# Improper Numerical integral

I am self teaching myself python and computational physics via Mark Newmans book Computational Physics the exercise is 5.17 of Computational Physics. I have to shift the limits of integration for an improper integral after a change of variables so that Gaussian quadrature method gives a more accurate result. I am suppose to approximate the Gamma function $\Gamma(a)$

The relevant equation is here: This is the question:  When I isolate for $x$ I get $x = \frac{zc}{1-x}$. But when $z = \frac{1}{2}$ I get $x = c$ but this makes no sense because this implies z is a constant which it's not. I know in order to shift a function $f(x)$ to the left you $f(x + c)$ but how would I do this with an integrand?

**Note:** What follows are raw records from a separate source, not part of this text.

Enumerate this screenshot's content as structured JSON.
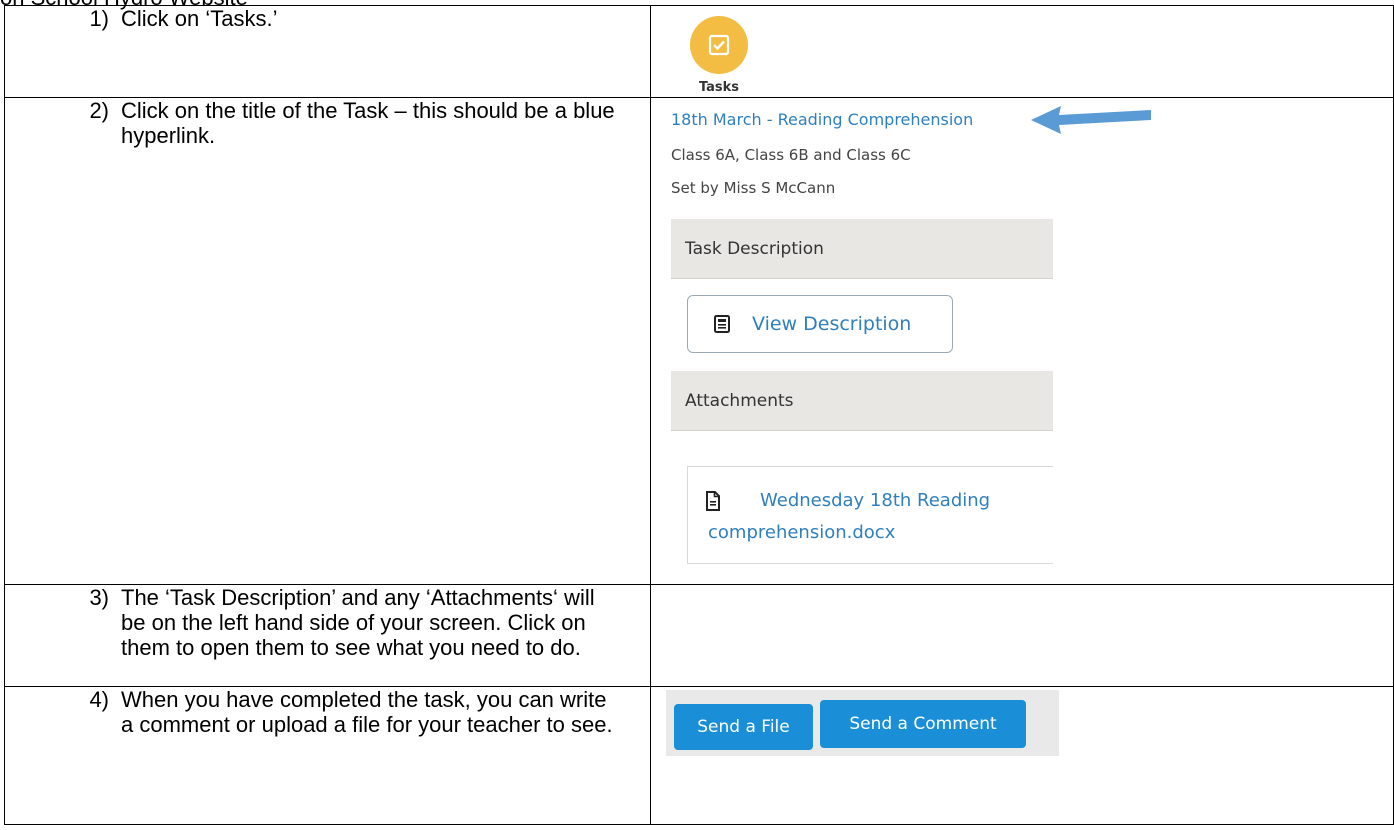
{
  "heading_fragment": "on School Hydro Website",
  "steps": [
    {
      "num": "1)",
      "text": "Click on ‘Tasks.’"
    },
    {
      "num": "2)",
      "text": "Click on the title of the Task – this should be a blue hyperlink."
    },
    {
      "num": "3)",
      "text": "The ‘Task Description’ and any ‘Attachments‘ will be on the left hand side of your screen. Click on them to open them to see what you need to do."
    },
    {
      "num": "4)",
      "text": "When you have completed the task, you can write a comment or upload a file for your teacher to see."
    }
  ],
  "tasks_icon": {
    "label": "Tasks",
    "color": "#f2bd42"
  },
  "task_screen": {
    "title_link": "18th March - Reading Comprehension",
    "classes": "Class 6A, Class 6B and Class 6C",
    "set_by": "Set by Miss S McCann",
    "description_header": "Task Description",
    "view_description": "View Description",
    "attachments_header": "Attachments",
    "attachment_name": "Wednesday 18th Reading comprehension.docx",
    "link_color": "#2f7fbf",
    "arrow_color": "#5b9bd5"
  },
  "submit_buttons": {
    "send_file": "Send a File",
    "send_comment": "Send a Comment",
    "color": "#1a8fd8"
  }
}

The task in this problem is to apply the variable transformation $$z=\frac{x}{c+x} \Leftrightarrow x=\frac{zc}{1-z}\,,\quad \textrm{d}x=\frac{c}{(1-z)^2}\textrm{d}z$$ to the integral $$\int\limits_0^\infty f(x)\textrm{d}x\,,\quad f(x)=x^{a-1}e^{-x}\,,$$ which yields $$\int\limits_0^1 \tilde{f}(z)\textrm{d}z\,,\quad \tilde{f}(z)=\left(\frac{zc}{1-z}\right)^{a-1}\exp\left(-\frac{zc}{1-z}\right)\frac{c}{(1-z)^2}\,,$$ and chose the parameter $c$ such that $\tilde{f}(z)$ takes its maximum at $z=\frac{1}{2}$.
You have already completed the first part of the question: $z$ takes the value $\frac{1}{2}$ when $x=c$.
The second part asks which is the correct $c$. We tackle this by computing the derivative of $\tilde{f}(z=\frac{1}{2})$ with respect to the unknown parameter $c$ and set this to zero: $$\left.\frac{\partial \tilde{f}}{\partial c}\right\vert_{z=\frac{1}{2}} = \frac{1}{4}c^{a-1}e^{-c}\left(a-c\right)=0\,.$$ Thus, we find $c=a$.